The hospital wards in Mansion House, accurately depicted in the Mercy Street series, were not typical of hospital wards in the city or anything like hospitalization today. Wards were usually large rooms with several long rows of beds closely spaced. Privacy was non-existent; noise was constant. Still, spurred by necessity, great medical and surgical advances were made. For example, the first successful blood transfusion was reported at the Grosvenor Branch Hospital at N. Washington and Oronoco Streets.

But conditions varied. Mansion House Hospital was cited as providing high-quality care. The New York Times reported that in March 1862, a Court of Inquiry convened to investigate allegations that Dr. J.B. Porter, U.S.A., was mistreating his patients at Mansion House Hospital. After thorough investigation, Surgeon Porter was exonerated and praised for his service, many of the complainants reneged, and the hospital itself was commended, with the sole negative note being that the quality of food served the patients needed improvement.

A Ward at Camp Convalescent. This image is likely from the second Camp Convalescent, built after the first, often called Camp Misery, was disbanded. This shows the usual layout of wards in the city's military hospitals. (Library of Congress)
A Ward at Camp Convalescent. This image is likely from the second Camp Convalescent, built after the first, often called Camp Misery, was disbanded. This shows the usual layout of wards in the city’s military hospitals. (Library of Congress)

At the other end of the scale was the first Camp Convalescent (known familiarly as Camp Misery), a poorly provisioned camp near Shuter’s Hill built to house troops who had mostly recuperated but were not yet ready to return to their units.

Patients there reported having insufficient fuel to stay warm and sometimes having to forage food on their own. The tents had no ground coverings and the beds no blankets. Julia Wheelock, a Michigan relief agent, described men pacing back and forth to keep warm at night, then trying to sleep when it was a little warmer the next day. Camp Convalescent was finally disbanded and replaced with another facility, also called Camp Convalescent.

Outcomes
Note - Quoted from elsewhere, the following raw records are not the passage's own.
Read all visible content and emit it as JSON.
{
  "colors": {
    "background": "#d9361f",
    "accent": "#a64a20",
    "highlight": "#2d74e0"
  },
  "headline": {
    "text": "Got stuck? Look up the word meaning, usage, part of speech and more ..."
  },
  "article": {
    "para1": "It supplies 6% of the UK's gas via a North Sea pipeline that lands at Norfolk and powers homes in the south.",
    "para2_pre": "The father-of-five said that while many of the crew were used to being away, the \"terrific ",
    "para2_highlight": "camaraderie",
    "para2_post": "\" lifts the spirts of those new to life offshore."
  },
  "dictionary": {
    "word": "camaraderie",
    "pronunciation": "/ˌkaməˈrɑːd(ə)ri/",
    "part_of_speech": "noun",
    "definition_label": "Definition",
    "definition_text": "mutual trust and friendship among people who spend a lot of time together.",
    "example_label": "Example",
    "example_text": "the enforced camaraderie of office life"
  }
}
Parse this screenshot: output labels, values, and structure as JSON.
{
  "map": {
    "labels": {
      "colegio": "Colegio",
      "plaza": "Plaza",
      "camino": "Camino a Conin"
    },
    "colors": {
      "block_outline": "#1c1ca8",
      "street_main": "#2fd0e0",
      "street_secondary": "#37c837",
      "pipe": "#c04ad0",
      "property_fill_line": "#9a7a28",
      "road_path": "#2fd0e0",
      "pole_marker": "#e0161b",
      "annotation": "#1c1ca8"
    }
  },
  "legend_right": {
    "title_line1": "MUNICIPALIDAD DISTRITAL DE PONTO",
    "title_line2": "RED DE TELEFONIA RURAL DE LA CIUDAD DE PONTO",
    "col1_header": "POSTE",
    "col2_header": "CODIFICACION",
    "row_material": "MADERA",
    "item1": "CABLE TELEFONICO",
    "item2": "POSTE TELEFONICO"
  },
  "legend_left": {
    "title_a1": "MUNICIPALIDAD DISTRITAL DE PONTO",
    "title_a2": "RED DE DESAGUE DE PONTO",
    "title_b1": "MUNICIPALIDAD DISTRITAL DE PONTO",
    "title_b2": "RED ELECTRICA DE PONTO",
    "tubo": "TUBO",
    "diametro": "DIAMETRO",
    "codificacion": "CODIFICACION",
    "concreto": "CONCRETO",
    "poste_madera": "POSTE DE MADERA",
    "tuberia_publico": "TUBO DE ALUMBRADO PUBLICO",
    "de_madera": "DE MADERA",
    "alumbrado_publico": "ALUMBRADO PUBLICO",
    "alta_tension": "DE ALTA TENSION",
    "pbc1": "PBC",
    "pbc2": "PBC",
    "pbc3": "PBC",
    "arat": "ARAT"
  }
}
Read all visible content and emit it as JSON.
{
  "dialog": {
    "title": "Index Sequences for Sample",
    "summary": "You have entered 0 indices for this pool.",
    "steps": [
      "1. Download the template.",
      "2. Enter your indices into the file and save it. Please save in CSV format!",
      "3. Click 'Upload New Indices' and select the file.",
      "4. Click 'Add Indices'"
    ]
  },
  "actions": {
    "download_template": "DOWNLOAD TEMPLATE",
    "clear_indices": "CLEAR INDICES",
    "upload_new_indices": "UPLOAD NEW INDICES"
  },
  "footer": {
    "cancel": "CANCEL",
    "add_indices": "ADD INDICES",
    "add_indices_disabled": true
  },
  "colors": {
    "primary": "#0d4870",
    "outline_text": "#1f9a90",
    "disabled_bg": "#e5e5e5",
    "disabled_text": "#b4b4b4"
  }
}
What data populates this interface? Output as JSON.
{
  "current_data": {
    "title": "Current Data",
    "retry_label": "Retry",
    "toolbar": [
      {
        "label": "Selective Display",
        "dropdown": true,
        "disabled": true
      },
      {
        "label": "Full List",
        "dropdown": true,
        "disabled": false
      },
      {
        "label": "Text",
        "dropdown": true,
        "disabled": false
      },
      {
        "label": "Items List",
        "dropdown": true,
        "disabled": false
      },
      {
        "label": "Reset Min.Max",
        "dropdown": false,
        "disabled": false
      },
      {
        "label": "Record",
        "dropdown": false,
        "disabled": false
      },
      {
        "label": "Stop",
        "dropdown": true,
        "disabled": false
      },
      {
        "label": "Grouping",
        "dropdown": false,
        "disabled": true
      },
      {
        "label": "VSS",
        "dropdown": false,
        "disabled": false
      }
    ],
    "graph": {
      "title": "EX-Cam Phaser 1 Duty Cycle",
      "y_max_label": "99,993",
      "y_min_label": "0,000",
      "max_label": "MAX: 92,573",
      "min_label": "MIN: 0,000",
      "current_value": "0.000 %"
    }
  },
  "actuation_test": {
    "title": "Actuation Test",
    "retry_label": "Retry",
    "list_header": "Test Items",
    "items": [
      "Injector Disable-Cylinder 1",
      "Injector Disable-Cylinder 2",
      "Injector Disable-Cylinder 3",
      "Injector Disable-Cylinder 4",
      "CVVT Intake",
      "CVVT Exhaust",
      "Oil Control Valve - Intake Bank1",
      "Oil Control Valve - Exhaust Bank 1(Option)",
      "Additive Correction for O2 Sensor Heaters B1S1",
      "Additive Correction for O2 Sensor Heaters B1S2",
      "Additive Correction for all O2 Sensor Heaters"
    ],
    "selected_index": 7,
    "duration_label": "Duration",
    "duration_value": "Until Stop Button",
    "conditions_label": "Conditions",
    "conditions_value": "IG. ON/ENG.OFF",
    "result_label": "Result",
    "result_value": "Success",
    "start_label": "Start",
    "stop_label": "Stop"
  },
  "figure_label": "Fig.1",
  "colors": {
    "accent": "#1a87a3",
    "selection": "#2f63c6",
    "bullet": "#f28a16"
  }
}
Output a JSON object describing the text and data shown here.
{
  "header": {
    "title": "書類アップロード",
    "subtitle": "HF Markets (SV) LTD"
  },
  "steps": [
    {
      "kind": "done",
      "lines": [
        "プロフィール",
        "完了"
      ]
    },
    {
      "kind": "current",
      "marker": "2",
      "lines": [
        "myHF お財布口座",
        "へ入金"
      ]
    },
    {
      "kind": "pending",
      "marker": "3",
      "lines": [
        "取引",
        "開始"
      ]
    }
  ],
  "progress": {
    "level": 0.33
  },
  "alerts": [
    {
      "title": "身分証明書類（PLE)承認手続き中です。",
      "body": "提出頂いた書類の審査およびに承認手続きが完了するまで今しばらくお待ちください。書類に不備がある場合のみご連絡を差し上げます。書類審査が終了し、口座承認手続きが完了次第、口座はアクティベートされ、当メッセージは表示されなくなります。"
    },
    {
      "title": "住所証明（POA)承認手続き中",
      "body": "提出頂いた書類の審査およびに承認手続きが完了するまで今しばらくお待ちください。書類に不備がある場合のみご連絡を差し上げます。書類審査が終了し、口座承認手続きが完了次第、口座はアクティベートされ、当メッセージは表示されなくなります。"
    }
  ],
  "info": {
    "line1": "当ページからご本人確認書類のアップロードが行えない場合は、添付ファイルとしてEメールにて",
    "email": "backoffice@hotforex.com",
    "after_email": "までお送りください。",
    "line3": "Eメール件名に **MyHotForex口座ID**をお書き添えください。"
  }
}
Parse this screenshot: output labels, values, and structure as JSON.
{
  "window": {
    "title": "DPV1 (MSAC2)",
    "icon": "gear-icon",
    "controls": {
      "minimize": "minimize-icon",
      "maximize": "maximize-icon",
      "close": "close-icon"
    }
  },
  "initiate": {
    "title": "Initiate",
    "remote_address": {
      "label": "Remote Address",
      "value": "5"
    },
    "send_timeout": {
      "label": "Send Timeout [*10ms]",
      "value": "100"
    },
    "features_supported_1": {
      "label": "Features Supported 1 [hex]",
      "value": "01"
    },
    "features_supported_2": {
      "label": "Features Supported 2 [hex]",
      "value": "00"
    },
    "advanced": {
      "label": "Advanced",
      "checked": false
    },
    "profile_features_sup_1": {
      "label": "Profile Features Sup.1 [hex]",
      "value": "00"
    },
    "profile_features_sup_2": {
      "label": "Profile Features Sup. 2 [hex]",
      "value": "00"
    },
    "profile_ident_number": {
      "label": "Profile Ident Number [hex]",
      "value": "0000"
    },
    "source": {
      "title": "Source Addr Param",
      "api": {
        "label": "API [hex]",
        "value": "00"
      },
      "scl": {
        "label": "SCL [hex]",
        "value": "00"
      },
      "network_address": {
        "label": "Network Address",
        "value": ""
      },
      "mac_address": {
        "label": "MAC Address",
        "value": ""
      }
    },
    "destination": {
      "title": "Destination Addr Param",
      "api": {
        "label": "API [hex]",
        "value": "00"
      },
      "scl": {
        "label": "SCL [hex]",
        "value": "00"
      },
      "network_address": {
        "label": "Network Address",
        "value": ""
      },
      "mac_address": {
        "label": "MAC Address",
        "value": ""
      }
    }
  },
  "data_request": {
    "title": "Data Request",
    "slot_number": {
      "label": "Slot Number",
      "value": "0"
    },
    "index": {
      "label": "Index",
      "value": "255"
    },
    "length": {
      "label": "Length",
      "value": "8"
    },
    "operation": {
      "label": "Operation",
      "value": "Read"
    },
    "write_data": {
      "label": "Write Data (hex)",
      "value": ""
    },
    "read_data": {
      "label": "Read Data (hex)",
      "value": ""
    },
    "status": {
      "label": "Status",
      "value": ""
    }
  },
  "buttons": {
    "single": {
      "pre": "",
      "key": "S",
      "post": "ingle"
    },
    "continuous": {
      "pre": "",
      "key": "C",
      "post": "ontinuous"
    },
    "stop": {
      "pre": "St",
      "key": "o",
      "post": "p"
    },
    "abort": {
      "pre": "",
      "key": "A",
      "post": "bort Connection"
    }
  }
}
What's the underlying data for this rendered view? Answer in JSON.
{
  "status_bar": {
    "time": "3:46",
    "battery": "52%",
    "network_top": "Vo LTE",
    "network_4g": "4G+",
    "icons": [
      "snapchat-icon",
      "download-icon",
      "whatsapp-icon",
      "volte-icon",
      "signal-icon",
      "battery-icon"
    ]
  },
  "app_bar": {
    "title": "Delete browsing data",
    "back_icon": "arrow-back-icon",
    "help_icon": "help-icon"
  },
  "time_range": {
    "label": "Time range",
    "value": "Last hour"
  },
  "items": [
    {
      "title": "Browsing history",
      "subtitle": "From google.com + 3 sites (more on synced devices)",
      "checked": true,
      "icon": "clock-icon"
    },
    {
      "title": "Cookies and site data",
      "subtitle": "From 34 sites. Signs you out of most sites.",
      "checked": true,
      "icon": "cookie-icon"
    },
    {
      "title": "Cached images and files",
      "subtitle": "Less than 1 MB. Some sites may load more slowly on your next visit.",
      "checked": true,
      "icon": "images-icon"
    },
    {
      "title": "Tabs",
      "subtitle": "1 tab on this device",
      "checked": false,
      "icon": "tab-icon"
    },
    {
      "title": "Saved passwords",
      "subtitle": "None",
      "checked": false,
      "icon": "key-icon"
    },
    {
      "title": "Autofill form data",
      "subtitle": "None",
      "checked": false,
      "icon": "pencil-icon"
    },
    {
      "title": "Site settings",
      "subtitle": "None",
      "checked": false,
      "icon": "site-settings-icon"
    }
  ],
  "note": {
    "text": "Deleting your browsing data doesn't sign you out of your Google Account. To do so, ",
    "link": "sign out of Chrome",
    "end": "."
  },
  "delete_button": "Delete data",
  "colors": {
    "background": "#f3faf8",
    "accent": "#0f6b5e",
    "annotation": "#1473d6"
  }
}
Occupation allowed Alexandria to survive intact. Unlike scores of communities throughout the South that were heavily damaged in the fighting, the city emerged from the war nearly unscathed, physically. Commercially, however, Alexandria was nearly ruined and would not fully recover for nearly a century.

Innovations by the personnel in Alexandria’s Civil War hospitals from 1861 to 1865 helped to reform medical care in the U.S., to include a system to manage mass casualties, well-ventilated and clean hospitals, the importance of sanitation and hygiene, experience and training of thousands of doctors, formation of the Sanitary Commission (precursor to the American Red Cross), and the introduction of women to hospital care.

Women made a critical contribution on a large scale by leaving their households to care for the sick and wounded. And, finally, the Civil War ended slavery in the United States. See Contraband: The Path from Bound to Free.